The rest of the top three also remained unchanged from last year's ranking. The Medical School at Harvard University and the School of Medicine at Johns Hopkins University placed first and second, respectively. The ranking marks the twenty-third consecutive year Penn was ranked among the top ten medical schools for research.
Perelman was also named the fourteenth best medical school for primary care, falling four spots from the 2019 rankings. The Medical School at Harvard University, the University of Michigan Medical School, the University of Washington School of Medicine, the University of California San Francisco School of Medicine, and Perelman were the only five schools to rank in the top 15 in both research and primary care.
In the eight fields of specialty training, Perelman placed among the top 12 in each category. Penn was named the best medical school for pediatrics and fourth for internal medicine, obstetrics and gynecology, and radiology.

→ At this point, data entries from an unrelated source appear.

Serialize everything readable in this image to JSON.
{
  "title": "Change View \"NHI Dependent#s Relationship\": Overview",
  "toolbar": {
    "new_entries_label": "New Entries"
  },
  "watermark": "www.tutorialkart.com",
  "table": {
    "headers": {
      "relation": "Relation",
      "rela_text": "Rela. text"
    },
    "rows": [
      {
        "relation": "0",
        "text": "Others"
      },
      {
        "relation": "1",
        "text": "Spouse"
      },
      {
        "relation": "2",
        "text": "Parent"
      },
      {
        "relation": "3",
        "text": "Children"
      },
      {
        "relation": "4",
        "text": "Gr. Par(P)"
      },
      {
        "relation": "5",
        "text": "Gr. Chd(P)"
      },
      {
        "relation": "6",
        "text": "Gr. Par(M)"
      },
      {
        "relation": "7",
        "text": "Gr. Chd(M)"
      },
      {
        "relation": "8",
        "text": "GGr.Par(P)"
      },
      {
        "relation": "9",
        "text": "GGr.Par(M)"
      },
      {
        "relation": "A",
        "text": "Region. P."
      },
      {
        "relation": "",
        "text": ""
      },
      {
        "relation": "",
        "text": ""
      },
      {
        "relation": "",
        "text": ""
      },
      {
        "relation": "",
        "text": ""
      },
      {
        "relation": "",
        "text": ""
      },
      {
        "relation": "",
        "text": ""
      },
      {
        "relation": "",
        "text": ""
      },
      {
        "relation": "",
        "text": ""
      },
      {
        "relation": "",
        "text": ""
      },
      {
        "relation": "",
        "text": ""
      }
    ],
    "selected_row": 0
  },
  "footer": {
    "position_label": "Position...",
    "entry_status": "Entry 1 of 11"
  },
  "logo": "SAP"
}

The medical school also ranked fifth for anesthesiology, sixth for psychiatry and surgery, and twelfth for family medicine.
“This recognition from U.S. News & World Report is a testament to our faculty, staff, and students who come together each and every day to create an incredible learning environment, driving forward our mission to advance research and clinical practice, and to improve health across the world,” Perelman Dean J. Larry Jameson told Penn Medicine News.
The U.S. News and World Report ranking for medical school is based on a variety of variables, including peer assessment survey scores, MCAT scores, undergraduate GPA, National Institute of Health funding, and student-faculty ratio.